Water charges

None of the selected Municipal Corporations were unable to meet even 50% of the total expenses incurred in providing water supply to houses and industries. This was largely due to inefficient pricing of water by the Municipal Corporations. Therefore, to improve the same establishing a water pricing regulatory authority has been suggested to ensure an independent assessment and determination of water pricing.

Strengthening financial accountability

To ensure urban local bodies in the State are efficiently dealing with its finances, the State Government should develops a debt limitation policy for the bodies to ensure that it spends and borrows within a defined financial limit.

 

Download the full report on Financing Urban Local Bodies in Karnataka.


About Shashank Atreya:

Shashank Atreya is a Research Fellow at Vidhi, Bengaluru. He is a graduate of law and business administration. He works primarily with the Karnataka Government to advice various departments in the areas of municipal governance, urban development, urban transport and education. In his past assignments, Shashank worked as an Associate with Chase-India, a public policy consulting firm in Delhi.


About Alok Prasanna:

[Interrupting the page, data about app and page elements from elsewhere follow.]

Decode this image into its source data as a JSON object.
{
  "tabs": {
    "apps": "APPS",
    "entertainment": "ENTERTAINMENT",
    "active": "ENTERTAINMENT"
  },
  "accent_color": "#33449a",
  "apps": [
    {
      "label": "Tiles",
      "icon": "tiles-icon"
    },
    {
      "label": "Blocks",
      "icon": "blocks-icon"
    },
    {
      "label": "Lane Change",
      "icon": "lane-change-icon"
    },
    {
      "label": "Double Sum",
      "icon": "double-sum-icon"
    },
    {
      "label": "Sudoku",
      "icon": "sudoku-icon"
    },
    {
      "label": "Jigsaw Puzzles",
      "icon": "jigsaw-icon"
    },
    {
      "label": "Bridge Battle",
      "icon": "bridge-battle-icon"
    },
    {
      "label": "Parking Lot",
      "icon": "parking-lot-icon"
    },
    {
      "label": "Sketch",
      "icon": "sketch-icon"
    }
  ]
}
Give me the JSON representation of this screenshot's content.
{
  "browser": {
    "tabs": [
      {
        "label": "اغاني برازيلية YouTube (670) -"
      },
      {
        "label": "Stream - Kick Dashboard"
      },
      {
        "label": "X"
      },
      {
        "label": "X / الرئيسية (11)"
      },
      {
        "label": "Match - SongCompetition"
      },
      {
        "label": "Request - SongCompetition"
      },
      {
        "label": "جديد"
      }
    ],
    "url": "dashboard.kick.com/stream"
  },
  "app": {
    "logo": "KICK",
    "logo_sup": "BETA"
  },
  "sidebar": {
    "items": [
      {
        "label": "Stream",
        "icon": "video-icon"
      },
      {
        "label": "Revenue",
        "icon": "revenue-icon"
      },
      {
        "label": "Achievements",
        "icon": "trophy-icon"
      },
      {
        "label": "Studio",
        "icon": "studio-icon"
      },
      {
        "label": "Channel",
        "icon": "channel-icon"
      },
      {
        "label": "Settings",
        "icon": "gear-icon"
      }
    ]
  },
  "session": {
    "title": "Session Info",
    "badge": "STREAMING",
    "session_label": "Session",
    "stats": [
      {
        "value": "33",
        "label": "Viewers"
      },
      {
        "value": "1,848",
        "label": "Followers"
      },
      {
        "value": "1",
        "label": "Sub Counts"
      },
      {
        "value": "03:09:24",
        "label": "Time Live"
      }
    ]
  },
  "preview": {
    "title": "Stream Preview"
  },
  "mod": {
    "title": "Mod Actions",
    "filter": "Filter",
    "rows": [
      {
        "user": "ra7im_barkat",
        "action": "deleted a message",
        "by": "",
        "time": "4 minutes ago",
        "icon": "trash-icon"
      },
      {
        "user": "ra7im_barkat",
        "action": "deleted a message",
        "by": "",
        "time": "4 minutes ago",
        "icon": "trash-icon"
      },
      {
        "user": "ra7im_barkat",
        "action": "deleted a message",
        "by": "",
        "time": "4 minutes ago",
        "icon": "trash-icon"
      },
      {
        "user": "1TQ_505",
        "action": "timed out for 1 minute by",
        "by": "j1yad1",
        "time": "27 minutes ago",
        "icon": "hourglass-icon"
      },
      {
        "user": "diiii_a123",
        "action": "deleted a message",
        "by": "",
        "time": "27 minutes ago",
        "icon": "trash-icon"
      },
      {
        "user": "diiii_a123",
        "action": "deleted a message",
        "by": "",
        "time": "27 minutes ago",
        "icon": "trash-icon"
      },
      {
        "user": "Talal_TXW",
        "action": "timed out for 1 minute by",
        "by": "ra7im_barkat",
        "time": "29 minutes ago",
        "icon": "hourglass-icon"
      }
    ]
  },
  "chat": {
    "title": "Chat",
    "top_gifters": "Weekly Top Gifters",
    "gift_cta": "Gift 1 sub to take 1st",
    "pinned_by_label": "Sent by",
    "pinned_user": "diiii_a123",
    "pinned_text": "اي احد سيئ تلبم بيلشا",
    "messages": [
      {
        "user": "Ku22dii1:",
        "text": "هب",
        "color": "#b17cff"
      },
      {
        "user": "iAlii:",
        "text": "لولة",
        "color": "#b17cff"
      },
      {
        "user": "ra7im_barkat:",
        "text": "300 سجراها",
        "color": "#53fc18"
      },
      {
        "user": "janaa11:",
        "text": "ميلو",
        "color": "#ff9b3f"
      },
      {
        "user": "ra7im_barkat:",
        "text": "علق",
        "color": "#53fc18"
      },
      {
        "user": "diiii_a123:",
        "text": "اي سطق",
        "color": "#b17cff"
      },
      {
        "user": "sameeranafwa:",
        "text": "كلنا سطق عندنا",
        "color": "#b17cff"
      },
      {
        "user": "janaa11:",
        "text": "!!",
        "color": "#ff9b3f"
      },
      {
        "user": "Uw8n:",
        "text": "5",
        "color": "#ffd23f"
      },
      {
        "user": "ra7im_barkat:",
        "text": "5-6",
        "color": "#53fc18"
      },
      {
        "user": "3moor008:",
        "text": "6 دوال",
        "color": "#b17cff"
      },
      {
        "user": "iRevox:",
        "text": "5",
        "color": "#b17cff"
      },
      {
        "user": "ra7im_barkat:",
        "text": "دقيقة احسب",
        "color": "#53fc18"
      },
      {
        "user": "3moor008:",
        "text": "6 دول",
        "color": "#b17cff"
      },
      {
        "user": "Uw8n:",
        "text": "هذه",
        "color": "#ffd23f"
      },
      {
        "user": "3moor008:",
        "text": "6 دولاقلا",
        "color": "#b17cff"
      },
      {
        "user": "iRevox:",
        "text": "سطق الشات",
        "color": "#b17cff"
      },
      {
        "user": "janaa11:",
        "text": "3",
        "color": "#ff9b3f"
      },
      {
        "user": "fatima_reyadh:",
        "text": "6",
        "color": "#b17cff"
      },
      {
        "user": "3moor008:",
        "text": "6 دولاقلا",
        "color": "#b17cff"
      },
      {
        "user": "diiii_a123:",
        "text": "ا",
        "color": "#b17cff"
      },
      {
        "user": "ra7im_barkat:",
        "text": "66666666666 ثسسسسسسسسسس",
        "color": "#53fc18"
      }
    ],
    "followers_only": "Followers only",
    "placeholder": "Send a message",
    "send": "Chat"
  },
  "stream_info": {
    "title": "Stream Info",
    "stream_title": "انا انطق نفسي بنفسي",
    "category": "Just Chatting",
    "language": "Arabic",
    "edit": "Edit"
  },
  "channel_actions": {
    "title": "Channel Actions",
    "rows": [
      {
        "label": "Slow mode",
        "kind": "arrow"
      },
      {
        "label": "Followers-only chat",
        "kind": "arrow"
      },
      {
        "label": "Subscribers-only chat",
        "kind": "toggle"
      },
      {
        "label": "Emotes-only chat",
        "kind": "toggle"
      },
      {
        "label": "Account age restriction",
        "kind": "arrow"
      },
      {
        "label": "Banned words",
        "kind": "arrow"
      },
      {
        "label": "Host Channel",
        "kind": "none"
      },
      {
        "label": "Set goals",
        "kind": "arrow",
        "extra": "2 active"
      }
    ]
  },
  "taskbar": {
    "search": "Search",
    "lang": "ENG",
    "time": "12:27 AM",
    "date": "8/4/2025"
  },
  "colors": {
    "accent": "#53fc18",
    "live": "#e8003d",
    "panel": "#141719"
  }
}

Alok Prasanna Kumar is Senior Resident Fellow and Team Lead, Vidhi Karnataka. His areas of research include Judicial Reforms, Constitutional law, Urban Development, and Law and Technology. He graduated with a B.A. LL.B. (Hons) from the NALSAR University in 2008 and obtained the BCL from the University of Oxford in 2009. He writes a monthly column for the Economic and Political Weekly and has published in the Indian Journal of Constitutional Law and National Law School of India Review apart from media outlets such as The Hindu, Indian Express, Scroll, Quint and Caravan. He has practiced in the Supreme Court and Delhi High Court from the chambers of Mr Mohan Parasaran, and currently also co-hosts the Ganatantra podcast on IVM Podcasts.